Bracing The Chimney
Where To Reinforce A Chimney
Do A Walk-Thru
Interior Check List
Suspended Lights & Ceilings
Cut-Away Of A Roof
Stabilize Ceilings & Lights
Woodburning Stoves
Water Heaters
Awesome Auroras
More On The Way


Dear Family and Friends,

This is the second of the three-part series of Protecting Your Home From Earthquakes. Part 2 focuses on non-structural areas that may need attention. For the most part, a preventative measure will be simpler and cheaper than structural supports. Many you'll be able to complete in 15 minutes or less, but with chimney bracing, you may want to call in a professional.


Santa Claus might have a wee problem sliding down this chimney!

Most brick chimneys built prior to 1970 lack adequate steel reinforcing and metal strapping.

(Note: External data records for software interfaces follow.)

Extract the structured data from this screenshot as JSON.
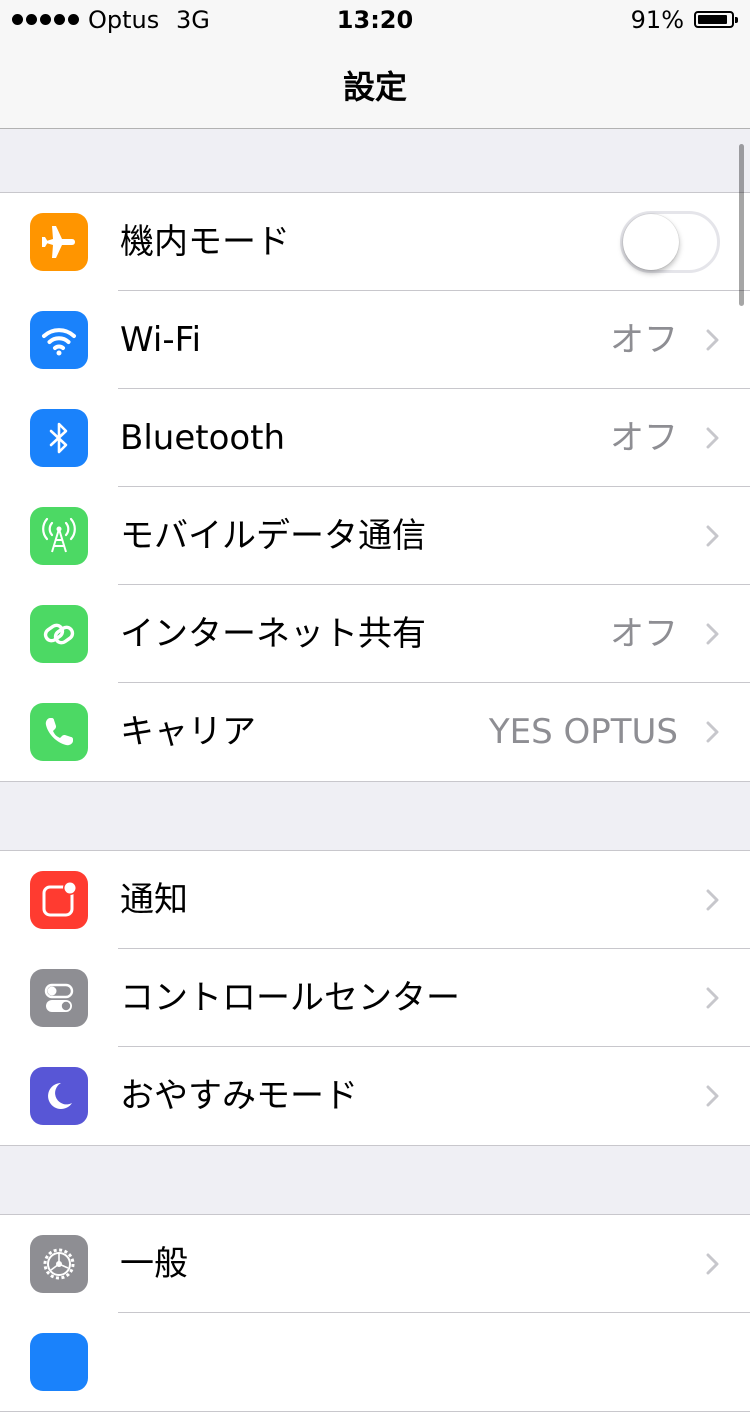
{
  "status_bar": {
    "carrier": "Optus",
    "network": "3G",
    "time": "13:20",
    "battery_percent": "91%",
    "battery_level": 0.91
  },
  "nav": {
    "title": "設定"
  },
  "groups": [
    {
      "rows": [
        {
          "label": "機内モード",
          "icon": "airplane-icon",
          "icon_color": "#ff9500",
          "toggle": false
        },
        {
          "label": "Wi-Fi",
          "icon": "wifi-icon",
          "icon_color": "#1a82fb",
          "detail": "オフ"
        },
        {
          "label": "Bluetooth",
          "icon": "bluetooth-icon",
          "icon_color": "#1a82fb",
          "detail": "オフ"
        },
        {
          "label": "モバイルデータ通信",
          "icon": "cellular-antenna-icon",
          "icon_color": "#4cd964"
        },
        {
          "label": "インターネット共有",
          "icon": "hotspot-chain-icon",
          "icon_color": "#4cd964",
          "detail": "オフ"
        },
        {
          "label": "キャリア",
          "icon": "phone-icon",
          "icon_color": "#4cd964",
          "detail": "YES OPTUS"
        }
      ]
    },
    {
      "rows": [
        {
          "label": "通知",
          "icon": "notifications-icon",
          "icon_color": "#ff3b30"
        },
        {
          "label": "コントロールセンター",
          "icon": "control-center-icon",
          "icon_color": "#8e8e93"
        },
        {
          "label": "おやすみモード",
          "icon": "moon-icon",
          "icon_color": "#5856d6"
        }
      ]
    },
    {
      "rows": [
        {
          "label": "一般",
          "icon": "gear-icon",
          "icon_color": "#8e8e93"
        }
      ]
    }
  ],
  "colors": {
    "background": "#efeff4",
    "separator": "#c8c7cc",
    "detail_text": "#8e8e93",
    "chevron": "#c7c7cc"
  }
}
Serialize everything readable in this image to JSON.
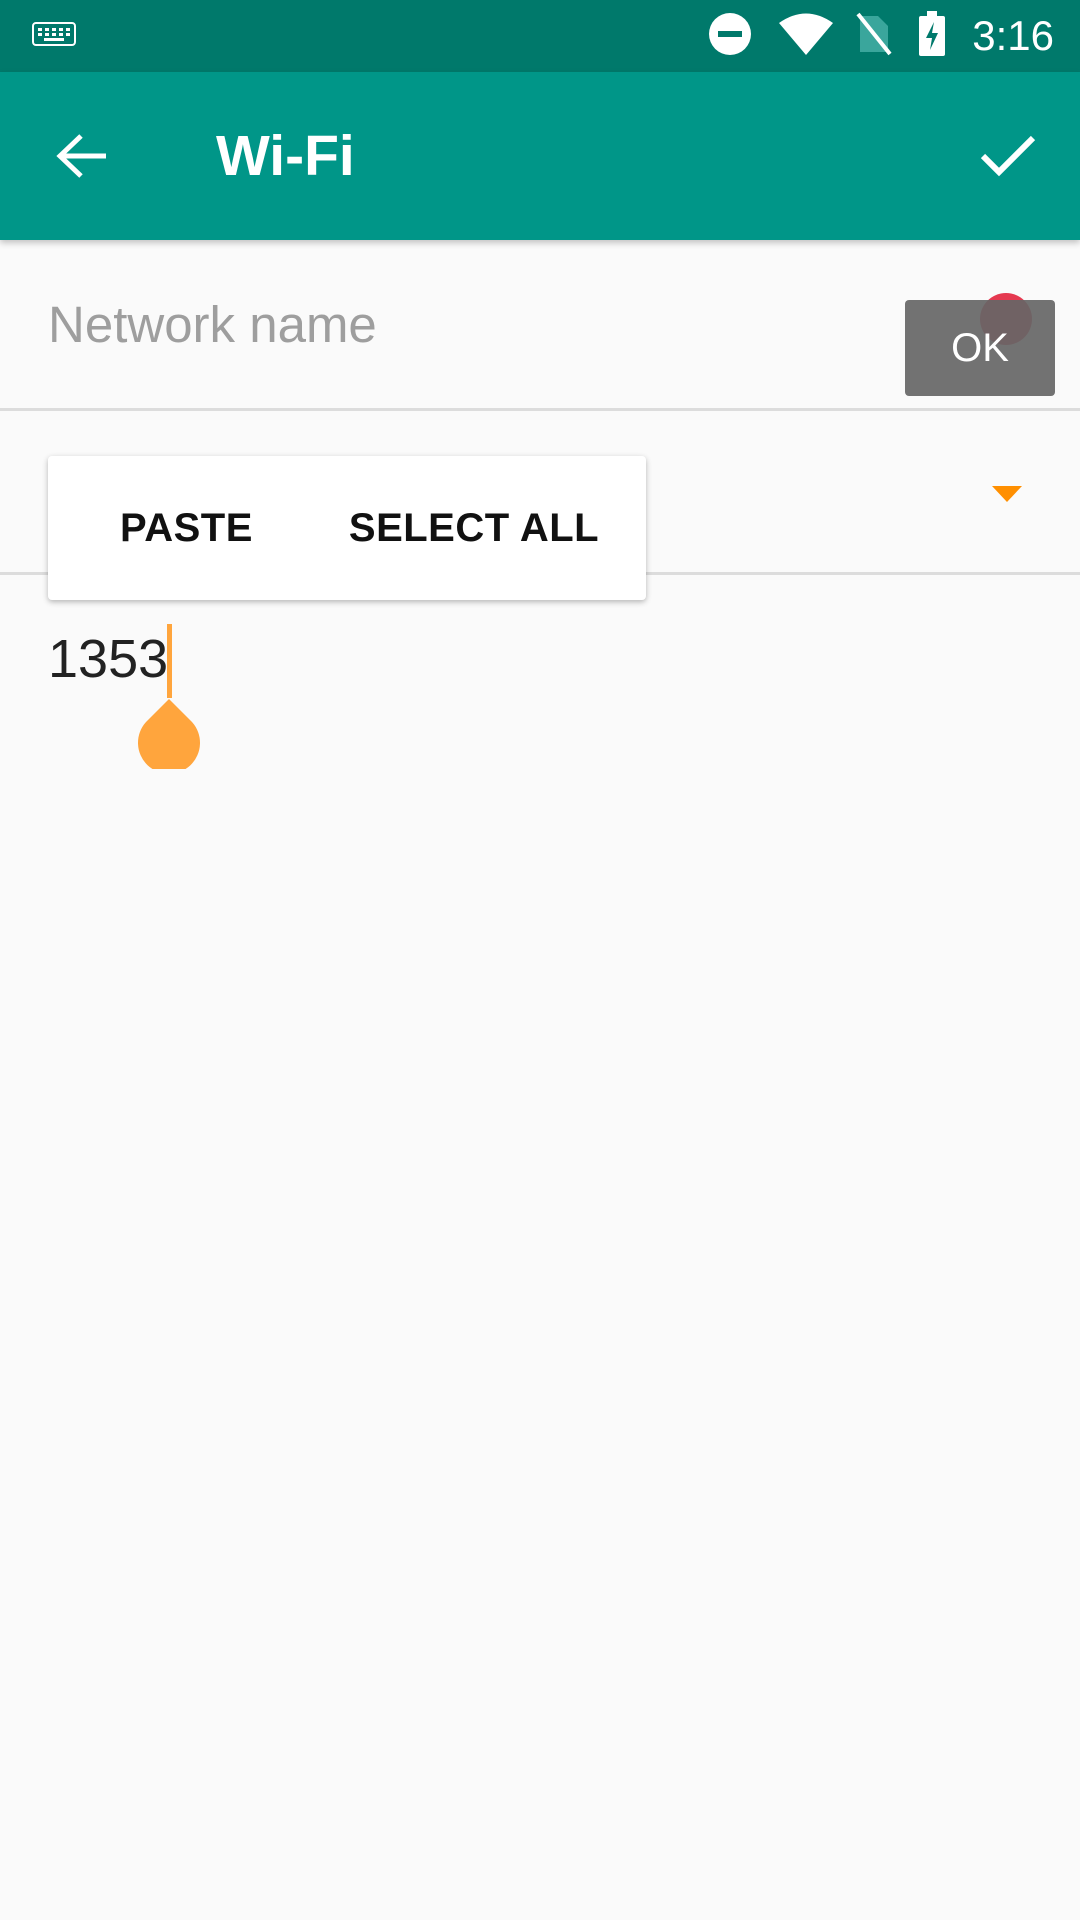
{
  "status_bar": {
    "time": "3:16",
    "icons": [
      "keyboard-icon",
      "do-not-disturb-icon",
      "wifi-icon",
      "no-sim-icon",
      "battery-charging-icon"
    ]
  },
  "toolbar": {
    "title": "Wi-Fi",
    "back_icon": "arrow-back-icon",
    "confirm_icon": "check-icon"
  },
  "network_field": {
    "placeholder": "Network name",
    "value": ""
  },
  "tooltip": {
    "label": "OK"
  },
  "security_dropdown": {
    "icon": "dropdown-arrow-icon"
  },
  "text_selection_menu": {
    "paste_label": "PASTE",
    "select_all_label": "SELECT ALL"
  },
  "password_field": {
    "value": "1353"
  },
  "colors": {
    "status_bar": "#00796b",
    "toolbar": "#009688",
    "accent": "#ff8f00",
    "cursor": "#ffa53d",
    "error": "#e53950"
  }
}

These two modifications typically reduce serious damage.

In a violent earthquake, it's common for chimneys located on outside walls to crack at the roof line. The portion which extends beyond the roof line is most vulnerable. As a general rule, the taller, more slender chimney, is most susceptible to quake damage. In some cases, the entire chimney can peel away from the side of the home or crash through the roof.

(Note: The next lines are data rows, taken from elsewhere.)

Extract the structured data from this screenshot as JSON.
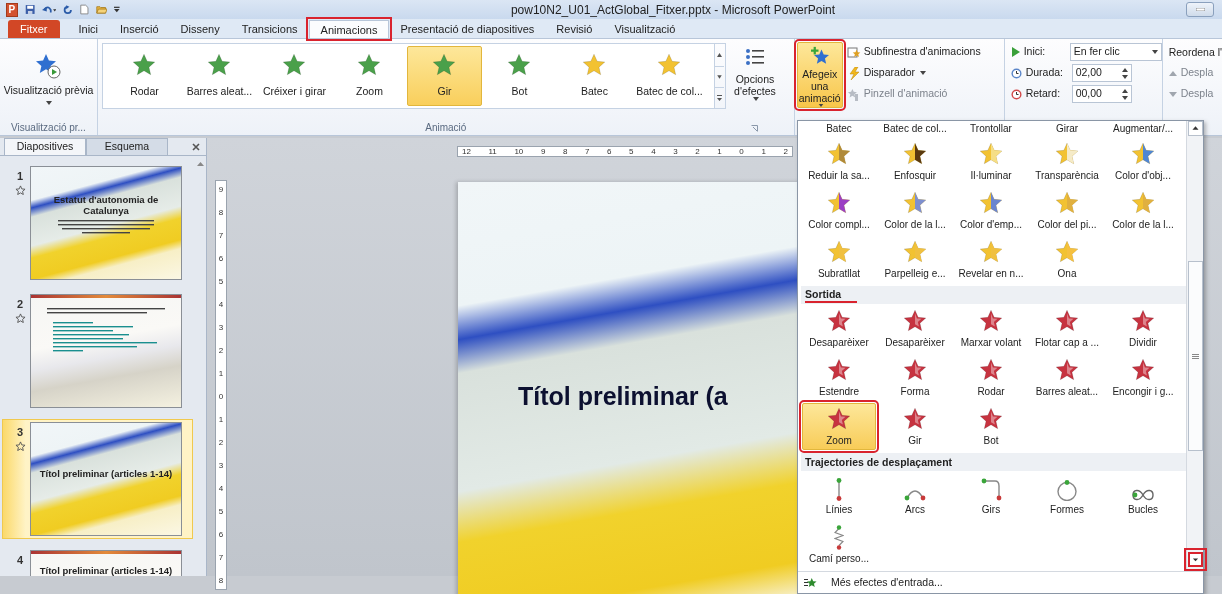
{
  "window": {
    "title": "pow10N2_U01_ActGlobal_Fitxer.pptx - Microsoft PowerPoint",
    "logo_letter": "P"
  },
  "tabs": [
    {
      "label": "Fitxer",
      "kind": "file",
      "selected": false,
      "highlighted": false
    },
    {
      "label": "Inici",
      "kind": "tab",
      "selected": false,
      "highlighted": false
    },
    {
      "label": "Inserció",
      "kind": "tab",
      "selected": false,
      "highlighted": false
    },
    {
      "label": "Disseny",
      "kind": "tab",
      "selected": false,
      "highlighted": false
    },
    {
      "label": "Transicions",
      "kind": "tab",
      "selected": false,
      "highlighted": false
    },
    {
      "label": "Animacions",
      "kind": "tab",
      "selected": true,
      "highlighted": true
    },
    {
      "label": "Presentació de diapositives",
      "kind": "tab",
      "selected": false,
      "highlighted": false
    },
    {
      "label": "Revisió",
      "kind": "tab",
      "selected": false,
      "highlighted": false
    },
    {
      "label": "Visualització",
      "kind": "tab",
      "selected": false,
      "highlighted": false
    }
  ],
  "ribbon": {
    "preview": {
      "label": "Visualització prèvia",
      "group_label": "Visualització pr..."
    },
    "gallery": {
      "group_label": "Animació",
      "items": [
        {
          "label": "Rodar",
          "selected": false
        },
        {
          "label": "Barres aleat...",
          "selected": false
        },
        {
          "label": "Créixer i girar",
          "selected": false
        },
        {
          "label": "Zoom",
          "selected": false
        },
        {
          "label": "Gir",
          "selected": true
        },
        {
          "label": "Bot",
          "selected": false
        },
        {
          "label": "Batec",
          "selected": false
        },
        {
          "label": "Batec de col...",
          "selected": false
        }
      ]
    },
    "effect_options": {
      "label": "Opcions d'efectes"
    },
    "add_animation": {
      "label": "Afegeix una animació",
      "highlighted": true
    },
    "advanced": [
      {
        "label": "Subfinestra d'animacions",
        "disabled": false,
        "dropdown": false
      },
      {
        "label": "Disparador",
        "disabled": false,
        "dropdown": true
      },
      {
        "label": "Pinzell d'animació",
        "disabled": true,
        "dropdown": false
      }
    ],
    "timing": [
      {
        "label": "Inici:",
        "value": "En fer clic",
        "kind": "dropdown"
      },
      {
        "label": "Durada:",
        "value": "02,00",
        "kind": "spinner"
      },
      {
        "label": "Retard:",
        "value": "00,00",
        "kind": "spinner"
      }
    ],
    "reorder": {
      "label": "Reordena l'",
      "items": [
        {
          "label": "Despla",
          "disabled": true
        },
        {
          "label": "Despla",
          "disabled": true
        }
      ]
    }
  },
  "slides_pane": {
    "tabs": [
      {
        "label": "Diapositives",
        "selected": true
      },
      {
        "label": "Esquema",
        "selected": false
      }
    ],
    "slides": [
      {
        "number": "1",
        "kind": "title",
        "title": "Estatut d'autonomia de Catalunya",
        "selected": false
      },
      {
        "number": "2",
        "kind": "list",
        "selected": false
      },
      {
        "number": "3",
        "kind": "section",
        "title": "Títol preliminar (articles 1-14)",
        "selected": true
      },
      {
        "number": "4",
        "kind": "content",
        "title": "Títol preliminar (articles 1-14)",
        "selected": false
      }
    ]
  },
  "editor": {
    "h_ruler": [
      "12",
      "11",
      "10",
      "9",
      "8",
      "7",
      "6",
      "5",
      "4",
      "3",
      "2",
      "1",
      "0",
      "1",
      "2"
    ],
    "v_ruler": [
      "9",
      "8",
      "7",
      "6",
      "5",
      "4",
      "3",
      "2",
      "1",
      "0",
      "1",
      "2",
      "3",
      "4",
      "5",
      "6",
      "7",
      "8"
    ],
    "slide_title": "Títol preliminar (a"
  },
  "dropdown": {
    "clipped_labels": [
      "Batec",
      "Batec de col...",
      "Trontollar",
      "Girar",
      "Augmentar/..."
    ],
    "sections": [
      {
        "kind": "emphasis",
        "items": [
          {
            "label": "Reduir la sa...",
            "selected": false,
            "highlighted": false
          },
          {
            "label": "Enfosquir",
            "selected": false,
            "highlighted": false
          },
          {
            "label": "Il·luminar",
            "selected": false,
            "highlighted": false
          },
          {
            "label": "Transparència",
            "selected": false,
            "highlighted": false
          },
          {
            "label": "Color d'obj...",
            "selected": false,
            "highlighted": false
          },
          {
            "label": "Color compl...",
            "selected": false,
            "highlighted": false
          },
          {
            "label": "Color de la l...",
            "selected": false,
            "highlighted": false
          },
          {
            "label": "Color d'emp...",
            "selected": false,
            "highlighted": false
          },
          {
            "label": "Color del pi...",
            "selected": false,
            "highlighted": false
          },
          {
            "label": "Color de la l...",
            "selected": false,
            "highlighted": false
          },
          {
            "label": "Subratllat",
            "selected": false,
            "highlighted": false
          },
          {
            "label": "Parpelleig e...",
            "selected": false,
            "highlighted": false
          },
          {
            "label": "Revelar en n...",
            "selected": false,
            "highlighted": false
          },
          {
            "label": "Ona",
            "selected": false,
            "highlighted": false
          }
        ]
      },
      {
        "kind": "exit",
        "header": "Sortida",
        "underlined": true,
        "items": [
          {
            "label": "Desaparèixer",
            "selected": false,
            "highlighted": false
          },
          {
            "label": "Desaparèixer",
            "selected": false,
            "highlighted": false
          },
          {
            "label": "Marxar volant",
            "selected": false,
            "highlighted": false
          },
          {
            "label": "Flotar cap a ...",
            "selected": false,
            "highlighted": false
          },
          {
            "label": "Dividir",
            "selected": false,
            "highlighted": false
          },
          {
            "label": "Estendre",
            "selected": false,
            "highlighted": false
          },
          {
            "label": "Forma",
            "selected": false,
            "highlighted": false
          },
          {
            "label": "Rodar",
            "selected": false,
            "highlighted": false
          },
          {
            "label": "Barres aleat...",
            "selected": false,
            "highlighted": false
          },
          {
            "label": "Encongir i g...",
            "selected": false,
            "highlighted": false
          },
          {
            "label": "Zoom",
            "selected": true,
            "highlighted": true
          },
          {
            "label": "Gir",
            "selected": false,
            "highlighted": false
          },
          {
            "label": "Bot",
            "selected": false,
            "highlighted": false
          }
        ]
      },
      {
        "kind": "path",
        "header": "Trajectories de desplaçament",
        "underlined": false,
        "items": [
          {
            "label": "Línies",
            "selected": false,
            "highlighted": false
          },
          {
            "label": "Arcs",
            "selected": false,
            "highlighted": false
          },
          {
            "label": "Girs",
            "selected": false,
            "highlighted": false
          },
          {
            "label": "Formes",
            "selected": false,
            "highlighted": false
          },
          {
            "label": "Bucles",
            "selected": false,
            "highlighted": false
          },
          {
            "label": "Camí perso...",
            "selected": false,
            "highlighted": false
          }
        ]
      }
    ],
    "scrollbar": {
      "down_highlighted": true
    },
    "footer": "Més efectes d'entrada..."
  }
}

If a chimney is still standing after an earthquake, it can present a major safety hazard. Check the chimney for cracks and weak mortar after a shaker and before using it. Any crack wider than the edge of a dime or an Australian 5 cent coin is serious. Mortar between bricks should not scrape away easily with a metal tool.

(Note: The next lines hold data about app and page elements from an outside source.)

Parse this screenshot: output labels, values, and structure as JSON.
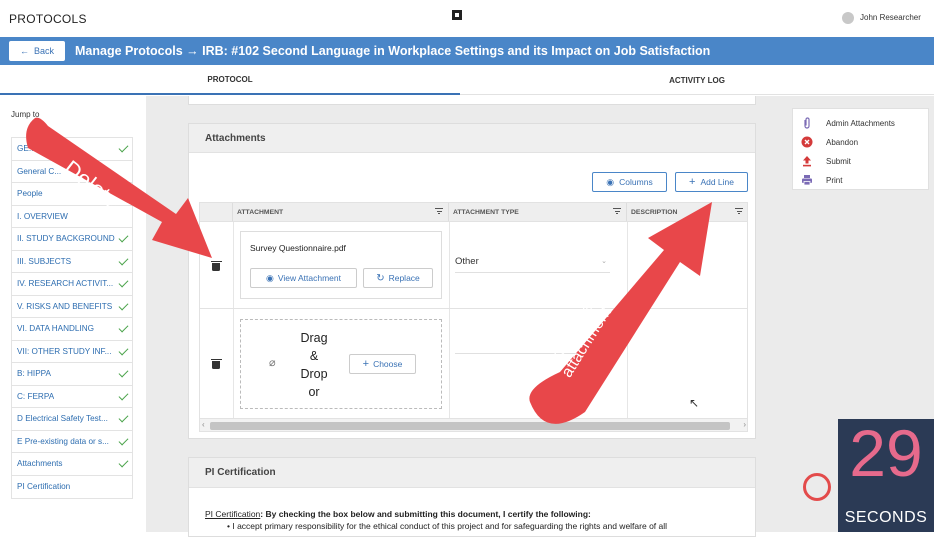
{
  "app": {
    "title": "PROTOCOLS",
    "user_name": "John Researcher"
  },
  "header": {
    "back_label": "Back",
    "page_title": "Manage Protocols → IRB: #102 Second Language in Workplace Settings and its Impact on Job Satisfaction"
  },
  "tabs": [
    {
      "label": "PROTOCOL",
      "active": true
    },
    {
      "label": "ACTIVITY LOG",
      "active": false
    }
  ],
  "sidebar": {
    "jump_label": "Jump to",
    "items": [
      {
        "label": "GE...",
        "checked": true
      },
      {
        "label": "General C...",
        "checked": false
      },
      {
        "label": "People",
        "checked": false
      },
      {
        "label": "I. OVERVIEW",
        "checked": false
      },
      {
        "label": "II. STUDY BACKGROUND",
        "checked": true
      },
      {
        "label": "III. SUBJECTS",
        "checked": true
      },
      {
        "label": "IV. RESEARCH ACTIVIT...",
        "checked": true
      },
      {
        "label": "V. RISKS AND BENEFITS",
        "checked": true
      },
      {
        "label": "VI. DATA HANDLING",
        "checked": true
      },
      {
        "label": "VII: OTHER STUDY INF...",
        "checked": true
      },
      {
        "label": "B: HIPPA",
        "checked": true
      },
      {
        "label": "C: FERPA",
        "checked": true
      },
      {
        "label": "D Electrical Safety Test...",
        "checked": true
      },
      {
        "label": "E Pre-existing data or s...",
        "checked": true
      },
      {
        "label": "Attachments",
        "checked": true
      },
      {
        "label": "PI Certification",
        "checked": false
      }
    ]
  },
  "attachments": {
    "title": "Attachments",
    "columns_label": "Columns",
    "add_line_label": "Add Line",
    "headers": [
      "ATTACHMENT",
      "ATTACHMENT TYPE",
      "DESCRIPTION"
    ],
    "row1": {
      "file_name": "Survey Questionnaire.pdf",
      "view_label": "View Attachment",
      "replace_label": "Replace",
      "type": "Other"
    },
    "row2": {
      "drop_text": "Drag\n&\nDrop\nor",
      "choose_label": "Choose"
    }
  },
  "certification": {
    "title": "PI Certification",
    "link": "PI Certification",
    "intro": ": By checking the box below and submitting this document, I certify the following:",
    "bullet": "I accept primary responsibility for the ethical conduct of this project and for safeguarding the rights and welfare of all"
  },
  "actions": [
    {
      "label": "Admin Attachments",
      "icon": "paperclip-icon",
      "color": "#7b6bb5"
    },
    {
      "label": "Abandon",
      "icon": "close-circle-icon",
      "color": "#d43a3a"
    },
    {
      "label": "Submit",
      "icon": "upload-icon",
      "color": "#d43a3a"
    },
    {
      "label": "Print",
      "icon": "printer-icon",
      "color": "#7b6bb5"
    }
  ],
  "annotations": {
    "delete_label": "Delete",
    "add_label": "Add anther\nattachment"
  },
  "timer": {
    "value": "29",
    "label": "SECONDS"
  },
  "colors": {
    "brand_blue": "#4a86c8",
    "arrow_red": "#e8474a",
    "check_green": "#4aa34a",
    "timer_bg": "#2b3a55",
    "timer_pink": "#e66a8c"
  }
}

An unreinforced brick chimney in Kelso damaged during the 1949 Olympia quake. This chimney twisted on a mortar joint.
(Photo from Edwards, 1951).


Even if your chimney is in good condition, it may still be at risk, especially if it is tall and slender. Some chimneys have metal straps that hold them to the side of the home. Carefully inspect these fastenings. They should be in good condition with no evidence of poor workmanship or rust. If you are uncertain about what you see, consult with a professional engineer. The engineer may recommend adding a brace between the top portion of the chimney and the roof. You may also need to use metal straps at several points to anchor the chimney to the home.

When a chimney is to be replaced because of structural damage, there are two alternatives to consider:

1. Replace entire structure with a new reinforced brick chimney including building a new reinforced concrete foundation.

2. Replace the existing brick chimney down to the shoulder with a new lightweight prefabricated metal flue system with a wood enclosure.


Chimneys are built with tons of brick and mortar which can crash through the roof into the house or down to the ground injuring people and "remodeling" vehicles. Though this chimney damage was due to a tornado, it illustrates the hazard presented should the brick and mortar give way.


Check to see if your chimney is both reinforced and strapped. Straps are usually visible in the attic and should be nailed or bolted to the ceiling framing or blocking. However, a structural engineer should be consulted for this project. We
have to agree especially in light of conflicting information from respected sources on how to secure the chimney.

The difference of opinion has to do with tying the chimney to the roof. The Army Corp. of Engineers advises against doing this saying it can cause the chimney to fall through the roof as a unit rather than shatter in smaller pieces.

The photo on the right is an example of a chimney braced to the roof.


Metal straps are an excellent way to brace and stabilize a chimney. For a secure chimney three sets of opposing straps should be installed and one at the chimney top.

Alternately the Corp. recommends that the ceiling surrounding the chimney be reinforced with 3/4" plywood nailed to ceiling joists. Additional structural work may
be needed like blocking between the joists or using additional hold downs on corners of the building. A professional can best supply the specifics.

On the flip side of the roof issue, EQE International, a two-decade old consulting and engineering firm specializing in structural and seismic engineering says just the opposite. "Masonry chimneys should be reinforced with steel and tied to the roof and upper floor framing with steel straps to make them more earthquake-resistant."2

NOTE: Wood blocking should be added to joists underneath metal straps.

So bottom line, once you've done the preliminary checking, consult a structural engineer for advice.


Text and Graphics, 2001 Stan and Holly Deyo, except where otherwise credited